The first stop was the old forestry log cabin that was used as a supply post for the forest fire lookout station. Although it is quite dilapidated, it could be easily restored for its historical value. The outhouse is still functional and the trail signage dates back to when this was a forestry recreation trail. Just past the cabin we came across the first of some 40 boardwalks, in various stages of disrepair, that were built to keep hikers boots dry and protect the wetlands. Rather than boards, most are built with logs and apparently it was dirt bikers that trashed the majority of them.
One of the very sad looking “board”walks
We were forewarned about the condition of the trail, but we were still shocked at the sight of the devastation as we approached the alpine. The motorized “wreckreationists” have used the snowmobile trail to get into the alpine on their ATVs and in the process; they converted the sensitive meadows to wide expanses of mud.
It was difficult for us to negotiate the trail without getting muddy. It is mind-boggling how people who apparently enjoy being in the mountains can guiltlessly damage sensitive ecosystems for pleasure.
The Owlhead snowmobile chalet
After a short break at the impressive Owlhead snowmobile log chalet, we carried on through the meadows where we were fortunate to see a young grizzly bear dash into the trees when it sensed our approach. As we neared an alpine lake it was good to see the ATV track finally fade out.
When we climbed farther, we came across a single wire that once stretched all the way to the lookout and was used for telegraph communication to Sicamous.
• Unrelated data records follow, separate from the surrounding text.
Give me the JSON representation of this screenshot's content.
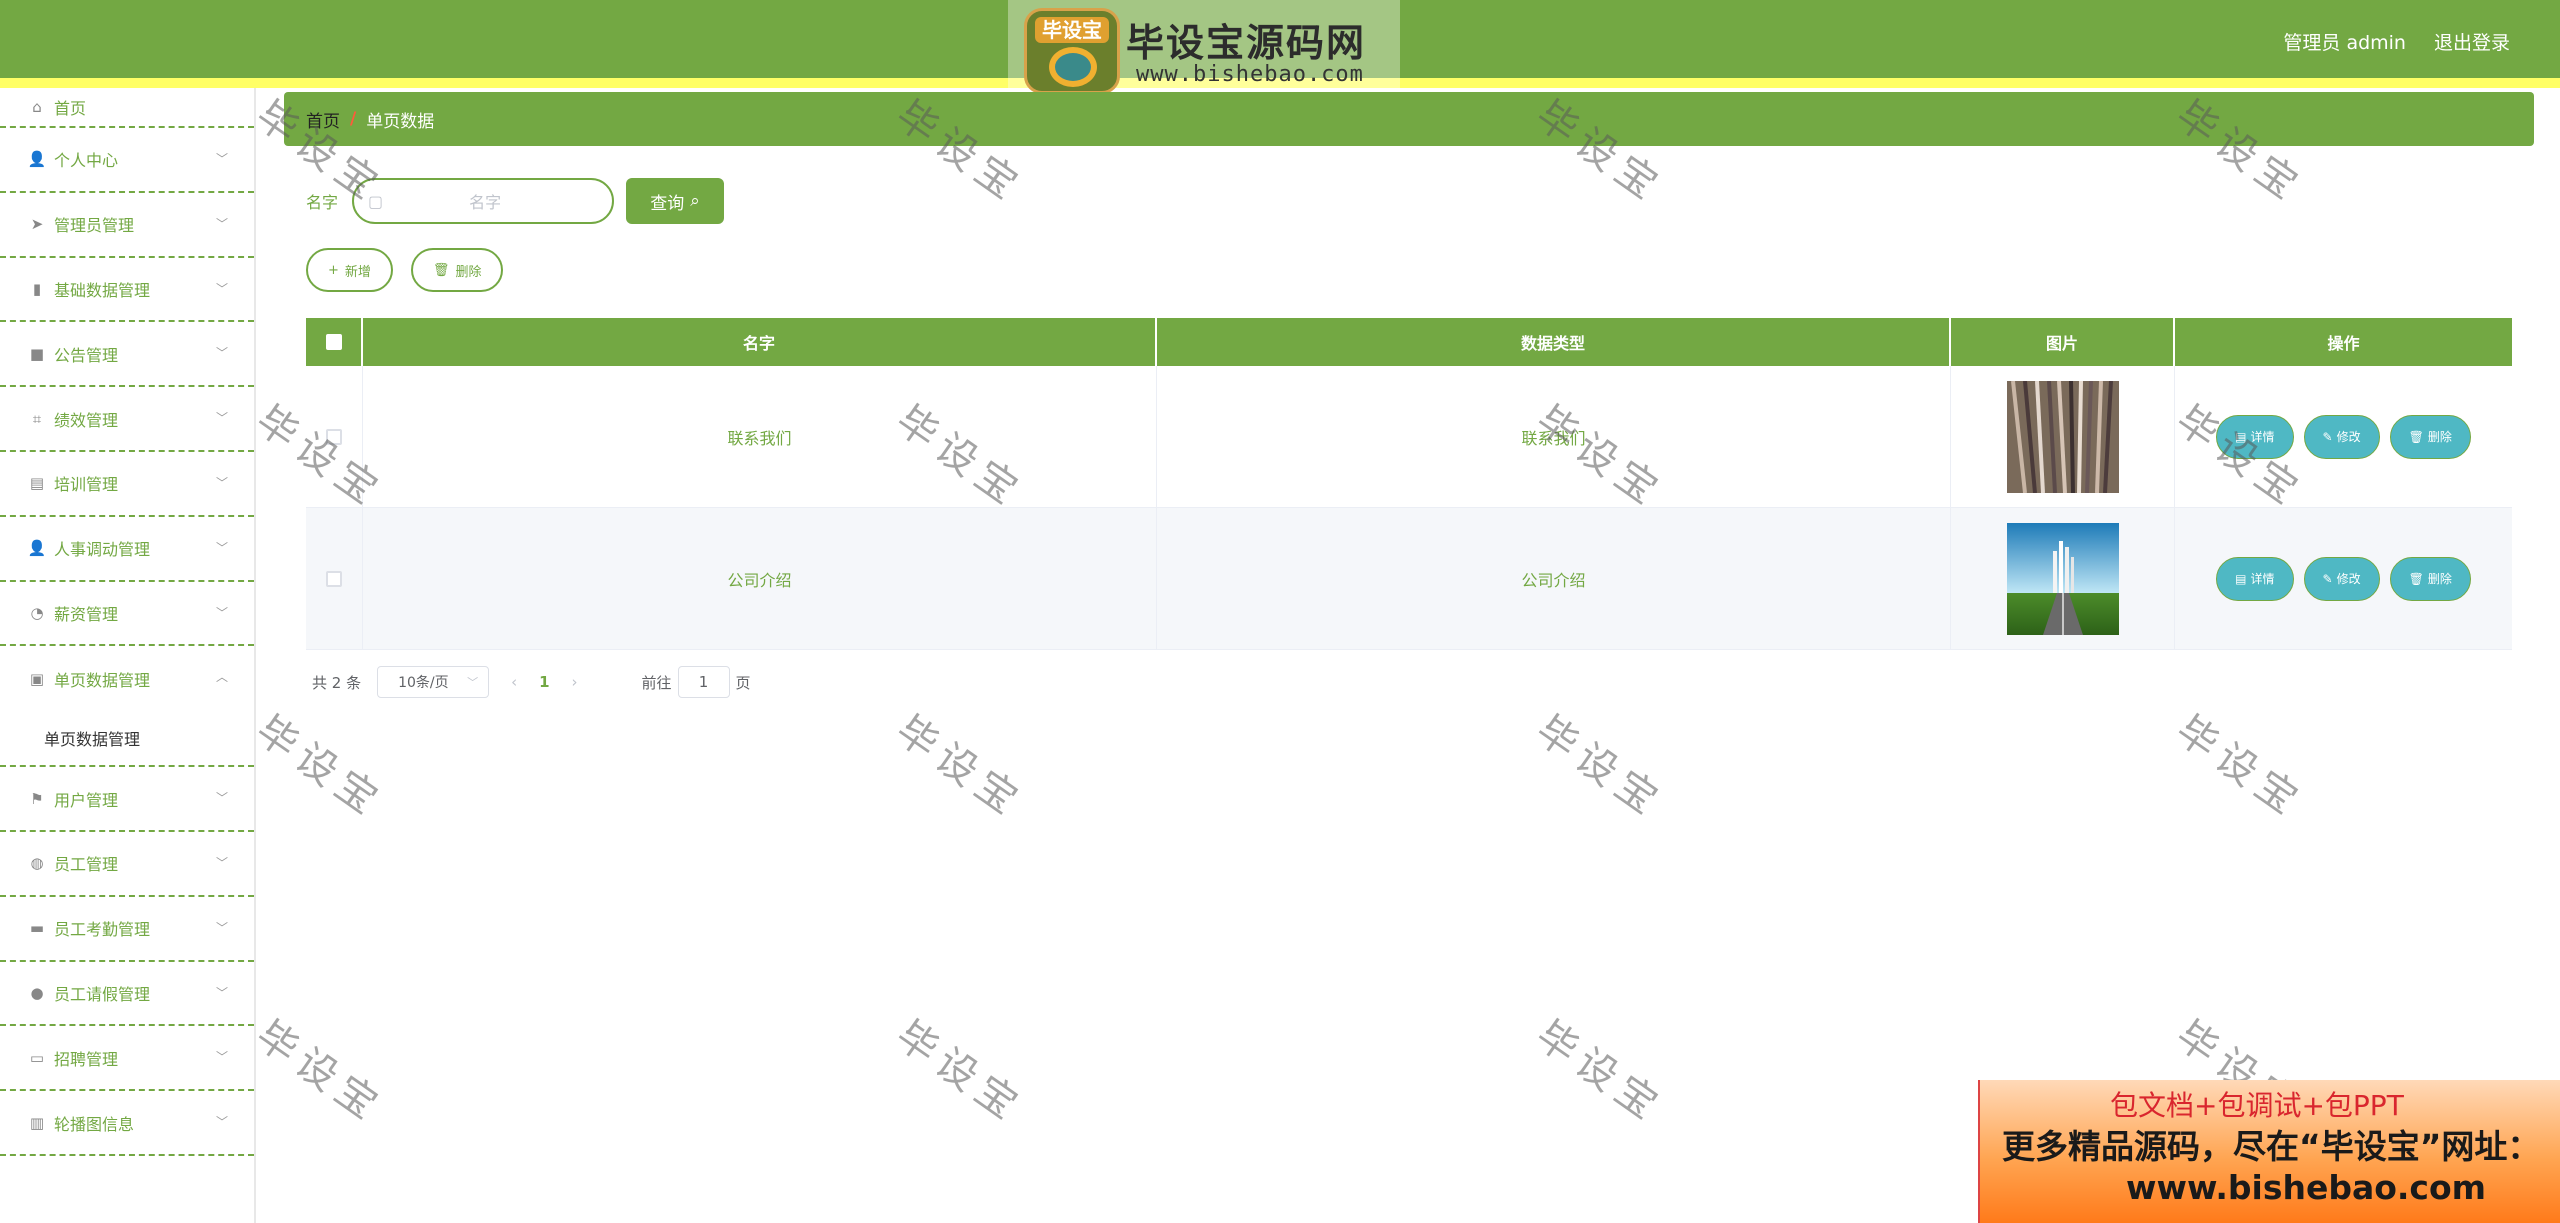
{
  "header": {
    "logo_badge": "毕设宝",
    "logo_title": "毕设宝源码网",
    "logo_url": "www.bishebao.com",
    "user_label": "管理员 admin",
    "logout_label": "退出登录",
    "brand_color": "#73a843"
  },
  "sidebar": {
    "items": [
      {
        "label": "首页",
        "icon": "home-icon"
      },
      {
        "label": "个人中心",
        "icon": "user-icon"
      },
      {
        "label": "管理员管理",
        "icon": "send-icon"
      },
      {
        "label": "基础数据管理",
        "icon": "bell-icon"
      },
      {
        "label": "公告管理",
        "icon": "bag-icon"
      },
      {
        "label": "绩效管理",
        "icon": "crop-icon"
      },
      {
        "label": "培训管理",
        "icon": "clipboard-icon"
      },
      {
        "label": "人事调动管理",
        "icon": "user-icon"
      },
      {
        "label": "薪资管理",
        "icon": "gauge-icon"
      },
      {
        "label": "单页数据管理",
        "icon": "picture-icon"
      },
      {
        "label": "用户管理",
        "icon": "flag-icon"
      },
      {
        "label": "员工管理",
        "icon": "compass-icon"
      },
      {
        "label": "员工考勤管理",
        "icon": "ticket-icon"
      },
      {
        "label": "员工请假管理",
        "icon": "location-icon"
      },
      {
        "label": "招聘管理",
        "icon": "monitor-icon"
      },
      {
        "label": "轮播图信息",
        "icon": "chart-icon"
      }
    ],
    "submenu_label": "单页数据管理"
  },
  "breadcrumb": {
    "home": "首页",
    "separator": "/",
    "current": "单页数据"
  },
  "search": {
    "label": "名字",
    "placeholder": "名字",
    "button_label": "查询"
  },
  "actions": {
    "add_label": "新增",
    "delete_label": "删除"
  },
  "table": {
    "headers": [
      "名字",
      "数据类型",
      "图片",
      "操作"
    ],
    "rows": [
      {
        "name": "联系我们",
        "type": "联系我们",
        "image": "striped-photo"
      },
      {
        "name": "公司介绍",
        "type": "公司介绍",
        "image": "road-sky-photo"
      }
    ],
    "row_actions": {
      "detail": "详情",
      "edit": "修改",
      "delete": "删除"
    }
  },
  "pagination": {
    "total": "共 2 条",
    "page_size": "10条/页",
    "current_page": "1",
    "goto_prefix": "前往",
    "goto_value": "1",
    "goto_suffix": "页"
  },
  "watermark_text": "毕设宝",
  "promo": {
    "line1": "包文档+包调试+包PPT",
    "line2": "更多精品源码，尽在“毕设宝”网址：",
    "line3": "www.bishebao.com"
  }
}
Although the clock was ticking close to when we needed to begin the descent, we pushed on through an alpine bowl to Morton Peak, where we could see the lookout station. We managed to make it to the shoulder of the peak, where we hoped for a view of the valley, but instead all we saw was an impressive wall of fog below us.
Nonetheless, it was exhilarating to hike so high in the alpine. On our return, some of us took the time to pick up beer cans and other trash no doubt discarded by the sledders.
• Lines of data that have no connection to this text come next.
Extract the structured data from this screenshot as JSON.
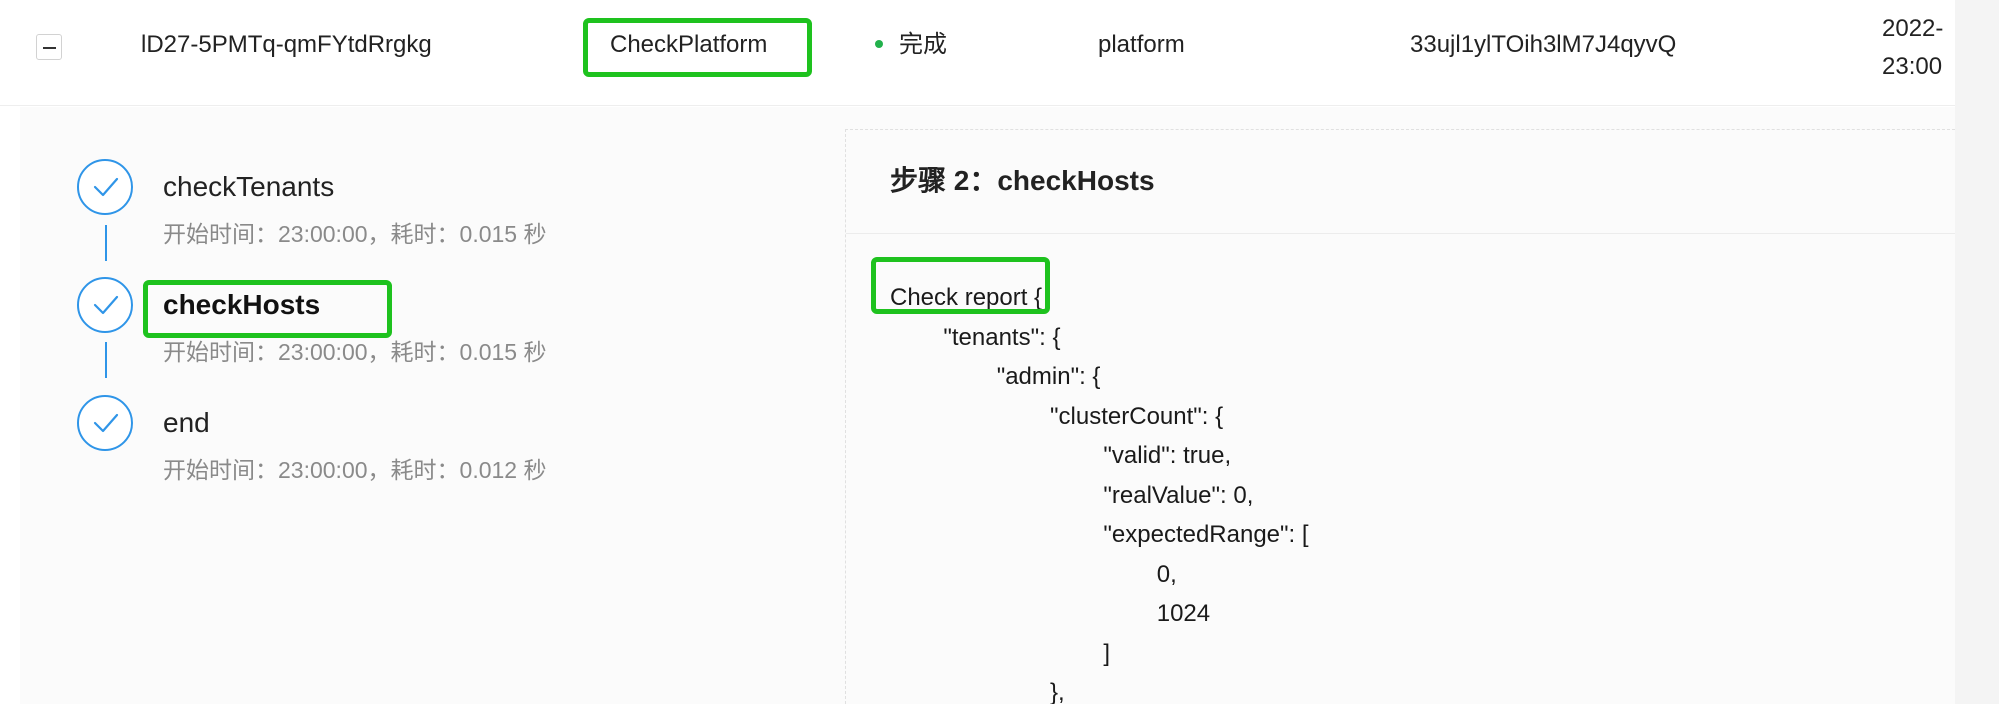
{
  "row": {
    "id": "lD27-5PMTq-qmFYtdRrgkg",
    "type": "CheckPlatform",
    "status": "完成",
    "status_color": "#22b14c",
    "kind": "platform",
    "hash": "33ujl1ylTOih3lM7J4qyvQ",
    "time_line1": "2022-",
    "time_line2": "23:00"
  },
  "steps": [
    {
      "name": "checkTenants",
      "meta": "开始时间：23:00:00，耗时：0.015 秒",
      "icon": "check-icon"
    },
    {
      "name": "checkHosts",
      "meta": "开始时间：23:00:00，耗时：0.015 秒",
      "icon": "check-icon"
    },
    {
      "name": "end",
      "meta": "开始时间：23:00:00，耗时：0.012 秒",
      "icon": "check-icon"
    }
  ],
  "detail": {
    "title": "步骤 2：checkHosts",
    "report_label": "Check report",
    "report_lines": [
      " {",
      "        \"tenants\": {",
      "                \"admin\": {",
      "                        \"clusterCount\": {",
      "                                \"valid\": true,",
      "                                \"realValue\": 0,",
      "                                \"expectedRange\": [",
      "                                        0,",
      "                                        1024",
      "                                ]",
      "                        },"
    ]
  },
  "colors": {
    "accent": "#2f95e8",
    "highlight": "#1ec21e",
    "status": "#22b14c"
  }
}
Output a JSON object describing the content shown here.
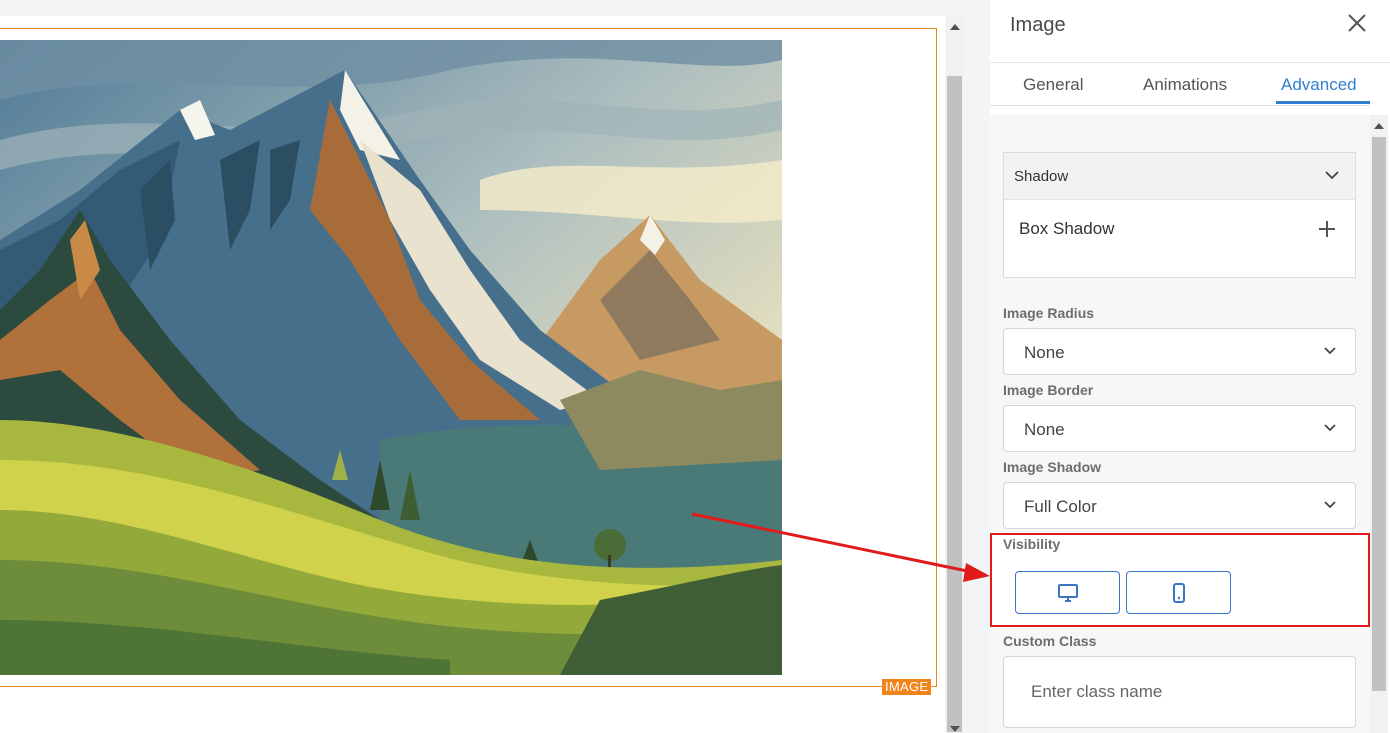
{
  "canvas": {
    "element_badge": "IMAGE"
  },
  "panel": {
    "title": "Image",
    "tabs": [
      {
        "label": "General",
        "active": false
      },
      {
        "label": "Animations",
        "active": false
      },
      {
        "label": "Advanced",
        "active": true
      }
    ],
    "shadow_section": {
      "title": "Shadow",
      "box_shadow_label": "Box Shadow"
    },
    "fields": {
      "image_radius": {
        "label": "Image Radius",
        "value": "None"
      },
      "image_border": {
        "label": "Image Border",
        "value": "None"
      },
      "image_shadow": {
        "label": "Image Shadow",
        "value": "Full Color"
      }
    },
    "visibility": {
      "label": "Visibility",
      "buttons": [
        {
          "icon": "desktop-icon"
        },
        {
          "icon": "mobile-icon"
        }
      ]
    },
    "custom_class": {
      "label": "Custom Class",
      "placeholder": "Enter class name"
    }
  },
  "colors": {
    "accent": "#2f80d1",
    "highlight": "#e01b1b",
    "selection": "#e08a1e",
    "badge": "#f2841c"
  }
}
Mara forest fire lookout photo from BC government here photo link
The original Mara forest fire lookout was built in 1925 and it was replaced with a new structure in 1950, which was used until 1998. As the building was in poor condition, there was talk of removing it. Thankfully, the Kingfisher Interpretive Centre came to the rescue and took responsibility for the structure, including making repairs. In 2012, the BC government provided funds for a complete restoration and then took over management of the site through Recreational Sites and Trails BC.
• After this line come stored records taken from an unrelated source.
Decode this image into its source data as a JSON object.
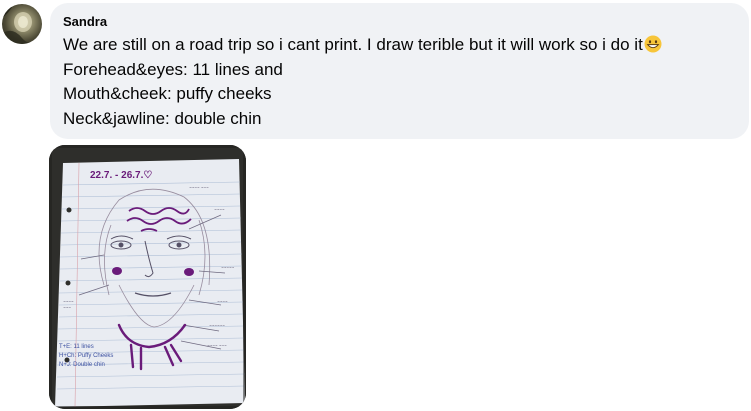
{
  "comment": {
    "author": "Sandra",
    "lines": [
      "We are still on a road trip so i cant print. I draw terible but it will work so i do it",
      "Forehead&eyes: 11 lines and",
      "Mouth&cheek: puffy cheeks",
      "Neck&jawline: double chin"
    ],
    "emoji": "grinning-face-emoji"
  },
  "photo": {
    "date_text": "22.7. - 26.7.♡",
    "note_t": "T+E: 11 lines",
    "note_h": "H+Ch: Puffy Cheeks",
    "note_n": "N+J: Double chin"
  },
  "colors": {
    "bubble_bg": "#f0f2f5",
    "text": "#050505",
    "ink_purple": "#6a1b7a"
  }
}
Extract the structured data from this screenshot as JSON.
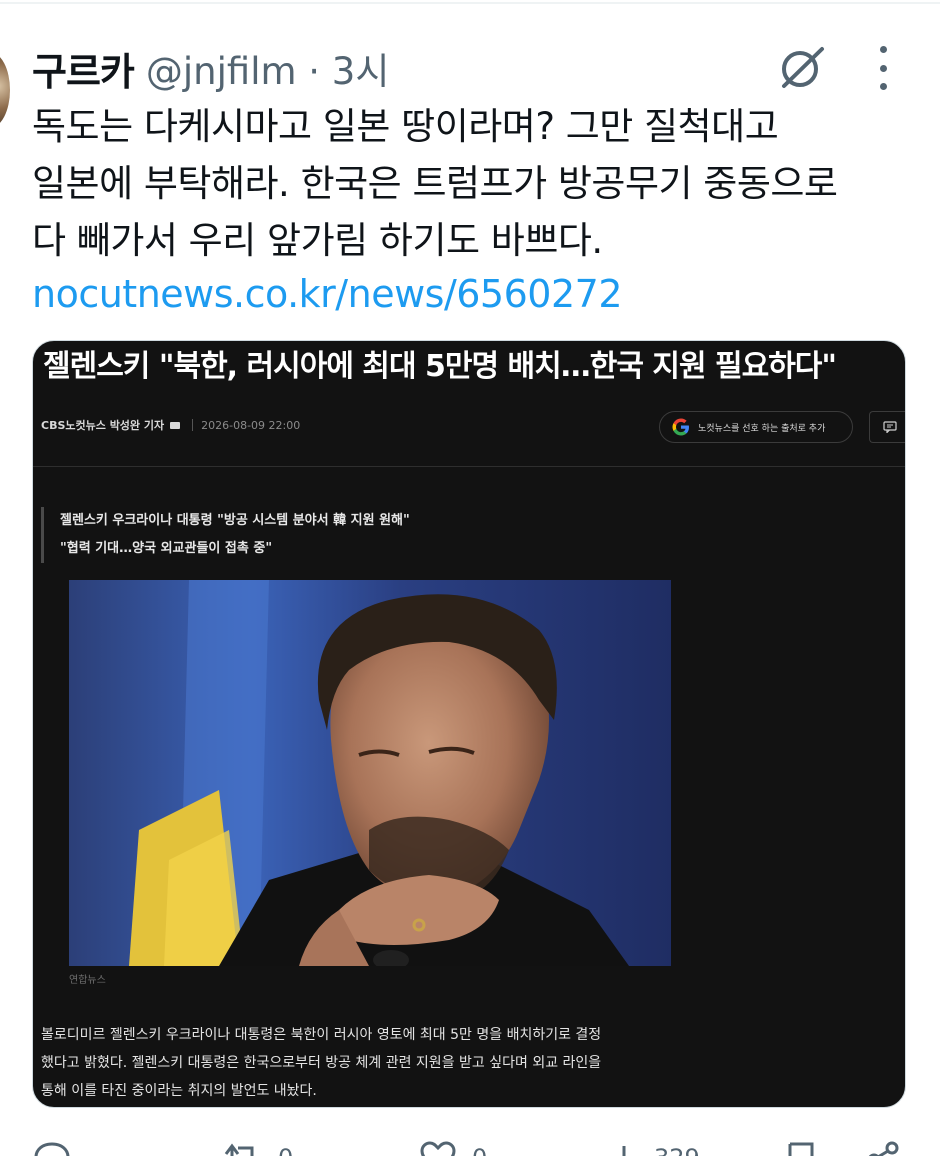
{
  "tweet": {
    "display_name": "구르카",
    "handle_time": "@jnjfilm · 3시",
    "text_lines": [
      "독도는 다케시마고 일본 땅이라며? 그만 질척대고",
      "일본에 부탁해라. 한국은 트럼프가 방공무기 중동으로",
      "다 빼가서 우리 앞가림 하기도 바쁘다."
    ],
    "link": "nocutnews.co.kr/news/6560272"
  },
  "card": {
    "headline": "젤렌스키 \"북한, 러시아에 최대 5만명 배치…한국 지원 필요하다\"",
    "reporter": "CBS노컷뉴스 박성완 기자",
    "timestamp": "2026-08-09 22:00",
    "google_button": "노컷뉴스를 선호 하는 출처로 추가",
    "subtitles": [
      "젤렌스키 우크라이나 대통령 \"방공 시스템 분야서 韓 지원 원해\"",
      "\"협력 기대…양국 외교관들이 접촉 중\""
    ],
    "photo_credit": "연합뉴스",
    "body_lines": [
      "볼로디미르 젤렌스키 우크라이나 대통령은 북한이 러시아 영토에 최대 5만 명을 배치하기로 결정",
      "했다고 밝혔다. 젤렌스키 대통령은 한국으로부터 방공 체계 관련 지원을 받고 싶다며 외교 라인을",
      "통해 이를 타진 중이라는 취지의 발언도 내놨다."
    ]
  },
  "actions": {
    "reply_count": "",
    "repost_count": "0",
    "like_count": "0",
    "views_count": "329"
  },
  "icons": {
    "grok": "grok-icon",
    "more": "more-dots-icon",
    "google": "google-g-icon",
    "comment": "comment-icon",
    "reply": "reply-icon",
    "repost": "repost-icon",
    "like": "heart-icon",
    "views": "views-icon",
    "bookmark": "bookmark-icon",
    "share": "share-icon"
  },
  "colors": {
    "link": "#1d9bf0",
    "text": "#0f1419",
    "secondary": "#536471",
    "card_bg": "#121212"
  }
}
The alpine area is more accessible from the Kingfisher area near the Shuswap River, where a logging road ends close to the lookout. Other roads, including one near the Noisy Creek campground at Mabel Lake also provide access to the Mara plateau. Problems persist on this side as well, with damage done by both mudboggers and ATVs near three fishing lakes, Morton, Blue and Cummins.
Under the leadership of the Shuswap Trail Alliance and the Splatsin Band, a working group was established to address the environmental degradation caused by motorized recreation on Hunter’s Range. Thanks to the participation of local ATV and snowmobile clubs, Tolko, local range licensees, the CSRD, BC Parks and Recreational Sites and Trails, efforts will begin this fall to permanently block motorized access with large boulders. As well the group will focus on educational efforts and establishing dedicated areas for ATV use. There is also a commitment for restoration efforts, with the understanding that restoring soil disturbance in the alpine faces many challenges.
The motorized vs. non-motorized controversy certainly has found a peak in the Hunters Range, where the damage has reached a new plateau. I can only hope that the plans to block access works, as it looks like in some areas it could not get any worse. The same problems have been occurring throughout the province for years and that is why the BC government finally brought in license and registration for off-road vehicles. They were the last jurisdiction to do this in North America! And yet the new rules do not kick until next month, and implementation will be incremental.